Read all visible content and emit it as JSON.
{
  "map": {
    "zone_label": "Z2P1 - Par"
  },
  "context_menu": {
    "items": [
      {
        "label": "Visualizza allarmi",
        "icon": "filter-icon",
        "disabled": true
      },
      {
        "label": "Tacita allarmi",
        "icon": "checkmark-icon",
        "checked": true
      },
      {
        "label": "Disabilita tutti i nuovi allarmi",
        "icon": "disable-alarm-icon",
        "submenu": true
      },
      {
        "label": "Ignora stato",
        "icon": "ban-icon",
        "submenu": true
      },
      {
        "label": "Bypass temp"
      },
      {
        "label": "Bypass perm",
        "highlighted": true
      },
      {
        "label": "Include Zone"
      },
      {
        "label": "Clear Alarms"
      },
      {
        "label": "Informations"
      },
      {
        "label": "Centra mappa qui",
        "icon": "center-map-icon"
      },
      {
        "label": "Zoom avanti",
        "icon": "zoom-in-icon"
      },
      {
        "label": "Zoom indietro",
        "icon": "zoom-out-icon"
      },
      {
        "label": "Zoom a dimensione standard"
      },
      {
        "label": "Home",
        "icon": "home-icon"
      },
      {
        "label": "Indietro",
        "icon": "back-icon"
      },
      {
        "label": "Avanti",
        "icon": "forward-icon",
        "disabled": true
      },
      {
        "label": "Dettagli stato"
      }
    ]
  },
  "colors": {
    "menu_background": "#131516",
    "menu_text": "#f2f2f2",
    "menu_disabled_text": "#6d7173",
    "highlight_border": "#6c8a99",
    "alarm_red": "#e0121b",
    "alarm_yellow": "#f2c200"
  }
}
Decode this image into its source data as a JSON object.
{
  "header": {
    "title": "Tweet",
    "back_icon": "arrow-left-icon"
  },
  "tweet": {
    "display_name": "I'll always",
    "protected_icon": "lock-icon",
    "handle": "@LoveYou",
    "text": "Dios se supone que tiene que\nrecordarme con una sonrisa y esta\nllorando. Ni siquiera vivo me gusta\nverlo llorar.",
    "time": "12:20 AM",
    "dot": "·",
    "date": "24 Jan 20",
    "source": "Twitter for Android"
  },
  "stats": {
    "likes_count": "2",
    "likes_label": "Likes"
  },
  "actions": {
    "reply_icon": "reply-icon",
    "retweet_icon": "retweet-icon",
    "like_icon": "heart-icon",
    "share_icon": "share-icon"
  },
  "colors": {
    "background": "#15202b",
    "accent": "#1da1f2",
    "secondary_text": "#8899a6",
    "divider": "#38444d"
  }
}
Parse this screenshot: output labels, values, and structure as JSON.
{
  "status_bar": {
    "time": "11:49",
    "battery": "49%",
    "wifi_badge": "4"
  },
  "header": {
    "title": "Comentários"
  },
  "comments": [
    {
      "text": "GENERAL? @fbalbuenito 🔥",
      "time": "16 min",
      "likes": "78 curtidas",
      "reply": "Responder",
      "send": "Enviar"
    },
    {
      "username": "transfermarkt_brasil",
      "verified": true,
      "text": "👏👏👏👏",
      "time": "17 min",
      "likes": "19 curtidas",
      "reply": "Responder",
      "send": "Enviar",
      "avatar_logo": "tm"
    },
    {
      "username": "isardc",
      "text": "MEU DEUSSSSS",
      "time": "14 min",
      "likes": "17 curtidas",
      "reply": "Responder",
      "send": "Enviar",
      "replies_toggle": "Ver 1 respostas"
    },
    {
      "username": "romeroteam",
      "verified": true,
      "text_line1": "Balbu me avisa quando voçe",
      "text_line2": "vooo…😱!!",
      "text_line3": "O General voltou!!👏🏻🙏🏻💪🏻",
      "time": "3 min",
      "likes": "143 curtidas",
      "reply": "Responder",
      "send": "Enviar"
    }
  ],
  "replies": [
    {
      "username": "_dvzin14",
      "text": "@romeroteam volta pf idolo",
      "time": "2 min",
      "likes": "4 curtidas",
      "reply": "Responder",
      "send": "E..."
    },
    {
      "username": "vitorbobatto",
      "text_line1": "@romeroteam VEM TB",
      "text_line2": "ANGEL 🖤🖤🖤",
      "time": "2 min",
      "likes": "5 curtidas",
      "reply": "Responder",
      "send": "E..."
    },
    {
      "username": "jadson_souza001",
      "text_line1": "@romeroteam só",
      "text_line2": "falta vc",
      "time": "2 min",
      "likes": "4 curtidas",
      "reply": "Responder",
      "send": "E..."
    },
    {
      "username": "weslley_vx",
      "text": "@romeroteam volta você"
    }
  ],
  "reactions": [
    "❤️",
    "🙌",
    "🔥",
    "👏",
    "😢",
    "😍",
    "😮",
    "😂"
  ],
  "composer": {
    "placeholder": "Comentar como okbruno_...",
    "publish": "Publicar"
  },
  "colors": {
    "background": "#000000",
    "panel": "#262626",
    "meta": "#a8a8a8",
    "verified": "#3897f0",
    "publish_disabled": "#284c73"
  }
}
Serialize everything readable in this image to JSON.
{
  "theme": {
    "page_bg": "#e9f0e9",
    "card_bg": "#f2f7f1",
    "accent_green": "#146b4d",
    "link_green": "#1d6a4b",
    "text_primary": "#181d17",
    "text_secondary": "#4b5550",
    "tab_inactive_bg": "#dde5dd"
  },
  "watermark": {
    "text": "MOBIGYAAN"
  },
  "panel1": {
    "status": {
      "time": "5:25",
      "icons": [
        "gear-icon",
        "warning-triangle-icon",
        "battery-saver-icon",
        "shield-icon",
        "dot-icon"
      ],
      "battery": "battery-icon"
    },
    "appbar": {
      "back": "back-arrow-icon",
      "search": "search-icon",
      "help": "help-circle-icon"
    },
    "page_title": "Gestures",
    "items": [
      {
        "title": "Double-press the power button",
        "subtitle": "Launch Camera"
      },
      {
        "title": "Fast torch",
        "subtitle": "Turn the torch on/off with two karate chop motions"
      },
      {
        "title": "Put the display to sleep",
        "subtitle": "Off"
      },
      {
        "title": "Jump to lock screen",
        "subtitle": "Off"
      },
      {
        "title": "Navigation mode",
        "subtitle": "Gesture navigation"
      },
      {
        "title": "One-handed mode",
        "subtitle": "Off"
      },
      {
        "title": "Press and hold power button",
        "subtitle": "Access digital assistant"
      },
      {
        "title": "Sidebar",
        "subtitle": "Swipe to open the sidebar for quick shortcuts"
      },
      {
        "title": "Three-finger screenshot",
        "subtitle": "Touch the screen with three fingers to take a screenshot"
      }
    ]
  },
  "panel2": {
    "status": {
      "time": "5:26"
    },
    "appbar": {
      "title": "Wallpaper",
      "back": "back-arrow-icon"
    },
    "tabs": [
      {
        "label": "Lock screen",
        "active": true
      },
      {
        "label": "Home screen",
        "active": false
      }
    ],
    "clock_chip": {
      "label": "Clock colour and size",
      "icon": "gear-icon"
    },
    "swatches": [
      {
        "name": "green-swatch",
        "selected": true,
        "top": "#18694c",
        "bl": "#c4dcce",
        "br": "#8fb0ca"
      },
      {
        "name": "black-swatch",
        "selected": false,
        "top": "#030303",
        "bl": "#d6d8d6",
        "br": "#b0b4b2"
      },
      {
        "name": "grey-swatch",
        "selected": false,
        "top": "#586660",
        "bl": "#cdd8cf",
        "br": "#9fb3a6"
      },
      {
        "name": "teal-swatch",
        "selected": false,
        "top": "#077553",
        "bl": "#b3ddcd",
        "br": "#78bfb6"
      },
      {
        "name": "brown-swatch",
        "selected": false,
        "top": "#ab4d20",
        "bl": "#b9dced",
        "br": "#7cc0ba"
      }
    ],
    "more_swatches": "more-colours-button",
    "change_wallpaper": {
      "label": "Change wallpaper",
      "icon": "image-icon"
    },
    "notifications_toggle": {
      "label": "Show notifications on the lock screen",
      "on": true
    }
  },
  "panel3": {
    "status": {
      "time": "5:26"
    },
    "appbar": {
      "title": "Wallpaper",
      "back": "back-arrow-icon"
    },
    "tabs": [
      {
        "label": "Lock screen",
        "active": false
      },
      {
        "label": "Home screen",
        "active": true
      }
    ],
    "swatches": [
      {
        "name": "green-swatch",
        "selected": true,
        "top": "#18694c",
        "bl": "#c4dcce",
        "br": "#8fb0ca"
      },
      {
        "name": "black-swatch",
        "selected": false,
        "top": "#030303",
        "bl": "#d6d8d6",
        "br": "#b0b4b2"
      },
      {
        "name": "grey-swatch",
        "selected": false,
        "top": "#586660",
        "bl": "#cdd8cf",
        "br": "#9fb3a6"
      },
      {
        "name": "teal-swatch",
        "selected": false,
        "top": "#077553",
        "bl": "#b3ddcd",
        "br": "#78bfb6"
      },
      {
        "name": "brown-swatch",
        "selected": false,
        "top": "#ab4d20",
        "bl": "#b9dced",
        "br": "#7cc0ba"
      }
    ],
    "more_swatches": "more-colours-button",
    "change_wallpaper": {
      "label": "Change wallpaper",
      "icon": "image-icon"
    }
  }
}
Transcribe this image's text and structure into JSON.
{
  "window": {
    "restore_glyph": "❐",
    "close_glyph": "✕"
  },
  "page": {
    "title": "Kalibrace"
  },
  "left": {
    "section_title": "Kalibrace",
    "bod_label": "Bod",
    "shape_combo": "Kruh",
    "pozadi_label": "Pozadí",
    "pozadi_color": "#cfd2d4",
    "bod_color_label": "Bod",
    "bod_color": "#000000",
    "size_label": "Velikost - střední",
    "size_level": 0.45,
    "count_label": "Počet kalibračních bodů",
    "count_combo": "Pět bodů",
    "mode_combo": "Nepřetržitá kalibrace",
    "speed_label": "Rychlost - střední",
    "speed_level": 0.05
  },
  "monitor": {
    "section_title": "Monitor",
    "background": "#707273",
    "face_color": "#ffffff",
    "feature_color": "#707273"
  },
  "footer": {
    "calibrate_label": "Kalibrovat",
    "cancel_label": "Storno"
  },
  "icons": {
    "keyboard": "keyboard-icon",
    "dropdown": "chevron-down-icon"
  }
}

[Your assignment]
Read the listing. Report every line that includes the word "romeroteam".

[Task response]
      "username": "romeroteam",
      "text": "@romeroteam volta pf idolo",
      "text_line1": "@romeroteam VEM TB",
      "text_line1": "@romeroteam só",
      "text": "@romeroteam volta você"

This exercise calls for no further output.